Hits on open ice are not allowed, however body checks along the sides will be allowed.
“Over the past four seasons, we’ve allowed more physical play in the SDHL with good results,” Morgan Johansson, project lead for Project Zero Vision, said in a statement to the SDHL via Google Translate. “It’s hard to say without the facts on the table that more physical play means less concussions, but now we have that foundation. It’s incredibly exciting that Swedish ice hockey can pioneer the use of tackle in women’s hockey.”
Johansson’s Zero Vision project was launched in 2018–2019 with the aim of preventing concussions in Swedish ice hockey. Since the program was launched and more physical play has been allowed in the SDHL, the number of concussions among female hockey players in the country has been reduced by 75%.
In women’s hockey in North America, body contact has been allowed throughout the history of the game. Body checking was a regular part of women’s hockey in North America prior to the 1987 Women’s World Hockey Tournament. At this event, due to differences in talent levels between countries, the organizers removed the body check.
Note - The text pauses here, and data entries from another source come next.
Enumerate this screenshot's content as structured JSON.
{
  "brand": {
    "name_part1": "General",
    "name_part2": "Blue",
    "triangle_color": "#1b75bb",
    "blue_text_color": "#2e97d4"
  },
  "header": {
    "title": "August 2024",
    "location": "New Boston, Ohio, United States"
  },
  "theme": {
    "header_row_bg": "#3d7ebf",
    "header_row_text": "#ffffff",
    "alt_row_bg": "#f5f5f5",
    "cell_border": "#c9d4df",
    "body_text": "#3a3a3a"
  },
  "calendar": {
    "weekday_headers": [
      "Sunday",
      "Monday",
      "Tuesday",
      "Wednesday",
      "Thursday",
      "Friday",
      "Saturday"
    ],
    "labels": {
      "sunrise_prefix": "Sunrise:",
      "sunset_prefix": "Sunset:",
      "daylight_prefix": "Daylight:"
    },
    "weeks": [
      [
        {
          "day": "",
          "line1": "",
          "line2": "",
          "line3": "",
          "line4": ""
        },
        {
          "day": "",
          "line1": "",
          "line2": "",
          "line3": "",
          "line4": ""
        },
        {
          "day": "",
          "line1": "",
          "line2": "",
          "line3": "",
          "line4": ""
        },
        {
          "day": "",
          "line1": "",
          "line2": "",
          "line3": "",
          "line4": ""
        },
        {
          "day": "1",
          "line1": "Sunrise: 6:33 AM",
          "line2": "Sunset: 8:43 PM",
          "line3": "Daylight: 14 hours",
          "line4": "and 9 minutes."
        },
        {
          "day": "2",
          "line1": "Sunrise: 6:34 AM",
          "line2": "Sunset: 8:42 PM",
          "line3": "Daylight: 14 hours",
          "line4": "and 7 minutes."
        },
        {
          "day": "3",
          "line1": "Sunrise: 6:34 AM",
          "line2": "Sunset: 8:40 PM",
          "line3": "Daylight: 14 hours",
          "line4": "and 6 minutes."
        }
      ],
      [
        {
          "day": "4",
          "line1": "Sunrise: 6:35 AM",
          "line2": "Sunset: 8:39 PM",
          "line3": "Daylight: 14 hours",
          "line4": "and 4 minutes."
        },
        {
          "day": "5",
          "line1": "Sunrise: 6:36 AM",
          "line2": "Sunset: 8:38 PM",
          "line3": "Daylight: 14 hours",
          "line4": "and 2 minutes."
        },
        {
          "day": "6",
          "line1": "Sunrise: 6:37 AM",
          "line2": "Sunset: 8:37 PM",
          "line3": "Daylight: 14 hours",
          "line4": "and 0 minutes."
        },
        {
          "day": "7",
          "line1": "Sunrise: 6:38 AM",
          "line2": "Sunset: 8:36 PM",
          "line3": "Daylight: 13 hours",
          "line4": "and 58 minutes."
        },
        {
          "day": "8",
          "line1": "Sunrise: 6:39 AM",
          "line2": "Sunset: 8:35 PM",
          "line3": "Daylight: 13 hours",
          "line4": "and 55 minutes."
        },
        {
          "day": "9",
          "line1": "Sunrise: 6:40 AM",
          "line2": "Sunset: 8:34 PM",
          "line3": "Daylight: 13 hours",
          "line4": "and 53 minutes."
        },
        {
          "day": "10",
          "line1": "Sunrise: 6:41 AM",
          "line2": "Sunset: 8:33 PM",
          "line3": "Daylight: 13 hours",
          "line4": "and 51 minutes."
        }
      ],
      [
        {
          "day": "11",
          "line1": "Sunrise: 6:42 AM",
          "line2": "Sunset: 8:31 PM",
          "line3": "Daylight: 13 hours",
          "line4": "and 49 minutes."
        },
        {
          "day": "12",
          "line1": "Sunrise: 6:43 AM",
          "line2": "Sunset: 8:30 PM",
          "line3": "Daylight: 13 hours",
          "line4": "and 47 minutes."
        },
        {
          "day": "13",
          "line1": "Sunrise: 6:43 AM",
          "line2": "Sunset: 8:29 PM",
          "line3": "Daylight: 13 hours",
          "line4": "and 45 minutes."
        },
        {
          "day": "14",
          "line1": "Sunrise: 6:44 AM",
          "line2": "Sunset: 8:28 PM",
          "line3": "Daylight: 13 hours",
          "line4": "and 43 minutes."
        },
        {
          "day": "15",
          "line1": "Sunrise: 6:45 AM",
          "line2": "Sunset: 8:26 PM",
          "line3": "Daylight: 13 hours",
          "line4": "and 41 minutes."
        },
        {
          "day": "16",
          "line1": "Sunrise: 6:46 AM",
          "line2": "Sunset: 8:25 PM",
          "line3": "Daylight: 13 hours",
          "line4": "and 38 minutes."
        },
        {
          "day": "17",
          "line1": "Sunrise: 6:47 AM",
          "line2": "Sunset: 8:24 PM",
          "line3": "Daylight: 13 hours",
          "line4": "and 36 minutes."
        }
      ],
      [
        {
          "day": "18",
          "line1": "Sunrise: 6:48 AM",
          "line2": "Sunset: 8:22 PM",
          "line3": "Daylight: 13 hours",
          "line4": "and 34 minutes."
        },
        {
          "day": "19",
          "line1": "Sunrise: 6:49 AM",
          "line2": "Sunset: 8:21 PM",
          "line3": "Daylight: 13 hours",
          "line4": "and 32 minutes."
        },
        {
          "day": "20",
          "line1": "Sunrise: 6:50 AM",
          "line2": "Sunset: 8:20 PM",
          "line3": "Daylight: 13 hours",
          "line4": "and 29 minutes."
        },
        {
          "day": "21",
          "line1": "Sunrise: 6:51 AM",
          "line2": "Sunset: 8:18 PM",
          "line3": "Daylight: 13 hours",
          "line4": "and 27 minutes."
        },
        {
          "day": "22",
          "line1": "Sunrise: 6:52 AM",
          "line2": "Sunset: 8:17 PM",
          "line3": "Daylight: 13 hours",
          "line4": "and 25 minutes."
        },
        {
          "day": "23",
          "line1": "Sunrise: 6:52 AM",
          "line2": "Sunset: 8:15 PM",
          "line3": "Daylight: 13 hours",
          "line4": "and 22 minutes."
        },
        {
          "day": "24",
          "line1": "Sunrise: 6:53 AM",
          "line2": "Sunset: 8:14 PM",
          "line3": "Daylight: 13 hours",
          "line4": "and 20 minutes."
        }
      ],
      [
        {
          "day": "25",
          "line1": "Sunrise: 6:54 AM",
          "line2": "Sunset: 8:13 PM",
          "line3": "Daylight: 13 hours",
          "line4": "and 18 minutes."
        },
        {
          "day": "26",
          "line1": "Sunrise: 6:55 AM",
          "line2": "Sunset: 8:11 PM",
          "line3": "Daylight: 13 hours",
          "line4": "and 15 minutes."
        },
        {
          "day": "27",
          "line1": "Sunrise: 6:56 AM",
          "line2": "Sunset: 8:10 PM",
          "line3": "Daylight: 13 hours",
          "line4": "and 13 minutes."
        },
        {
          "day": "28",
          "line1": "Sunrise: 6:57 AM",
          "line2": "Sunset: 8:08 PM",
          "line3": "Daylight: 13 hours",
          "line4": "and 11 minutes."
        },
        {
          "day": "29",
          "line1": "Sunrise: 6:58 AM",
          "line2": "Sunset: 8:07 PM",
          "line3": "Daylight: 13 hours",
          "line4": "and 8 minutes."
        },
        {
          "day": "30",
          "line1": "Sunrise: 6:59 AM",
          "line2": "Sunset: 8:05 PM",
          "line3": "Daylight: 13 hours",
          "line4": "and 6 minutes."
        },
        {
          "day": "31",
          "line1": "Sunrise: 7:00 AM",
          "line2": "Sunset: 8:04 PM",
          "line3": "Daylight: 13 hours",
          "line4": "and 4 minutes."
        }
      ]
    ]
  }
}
In later years, body contact became the norm in women’s hockey, and body checking was banned.
Even though body checking was dropped from the 1987 tournament, the Swedish hockey organizations see the introduction of body checking as a way to bridge the gap between Sweden’s worldwide success and countries such as Canada, the United States and Finland.
“By allowing ice hockey qualifiers for women, Swedish ice hockey wants to take a step closer to the top nations at the international level,” it said in a statement.
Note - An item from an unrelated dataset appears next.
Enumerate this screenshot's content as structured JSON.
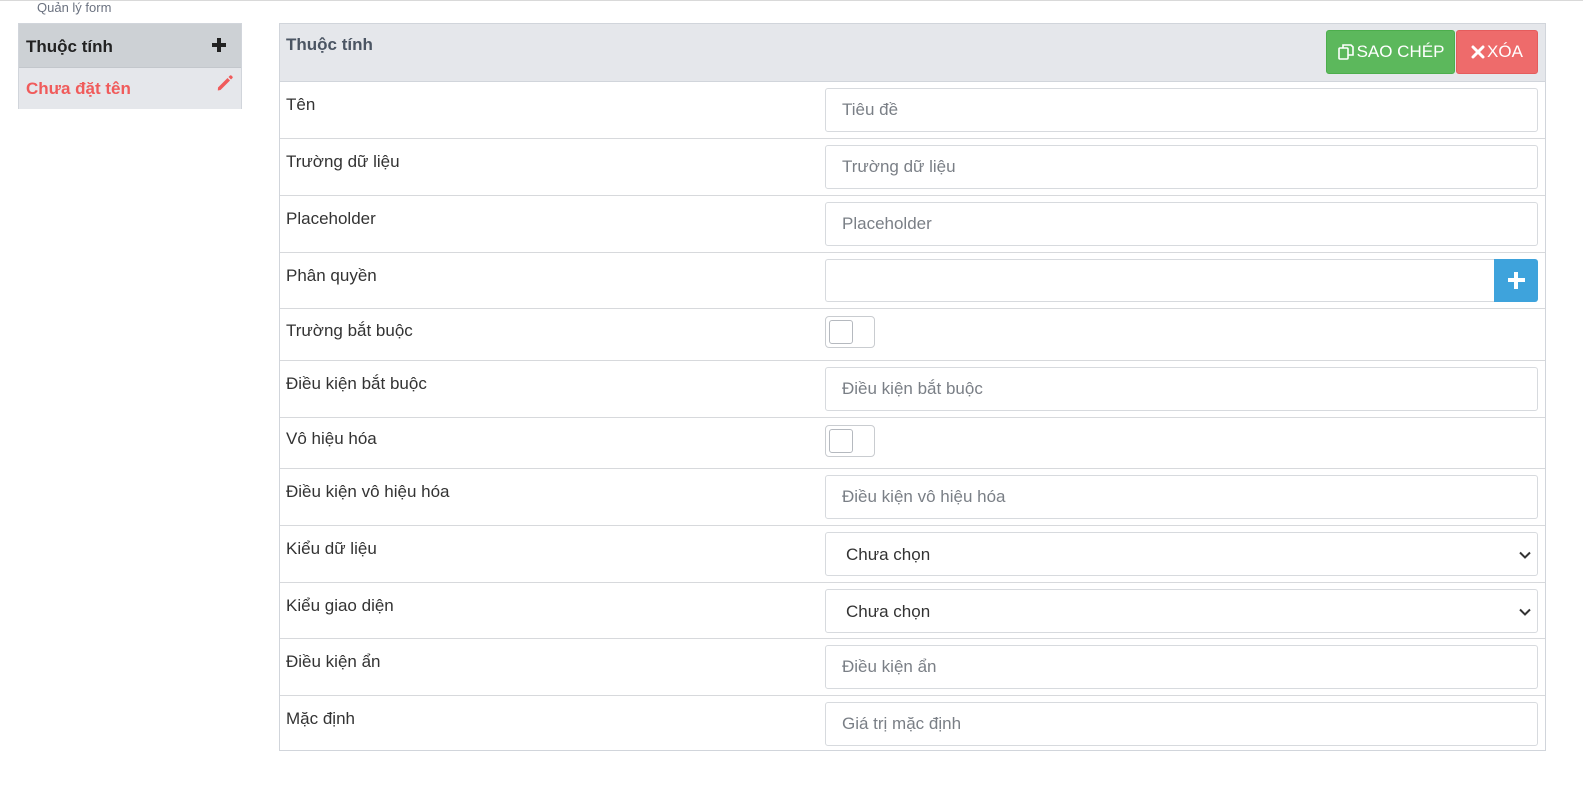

“I think it’s about the natural competition in the game. With the puck, you have to keep your eyes up and protect it and yourself to buy time to attack,” Ulf Lundberg, head of the Swedish women’s national program, said via Google Translate. “Without the puck, you want to minimize time and space to get the puck back as quickly as possible. As coaches, we have been practicing blade against puck, body against body for a long time, and I think this change will benefit creative play because there is a higher demand for action speed.”
The pilot program will be reviewed during the 2022-2023 season. Luleå won the SDHL title last year by defeating Brynäs in front of a sold out crowd of 7,765 fans. The SDHL is one of the top European leagues for Olympians. In the championship game between Luleå and Brynäs, 20 Olympians from Sweden, Finland, Denmark and the Czech Republic competed.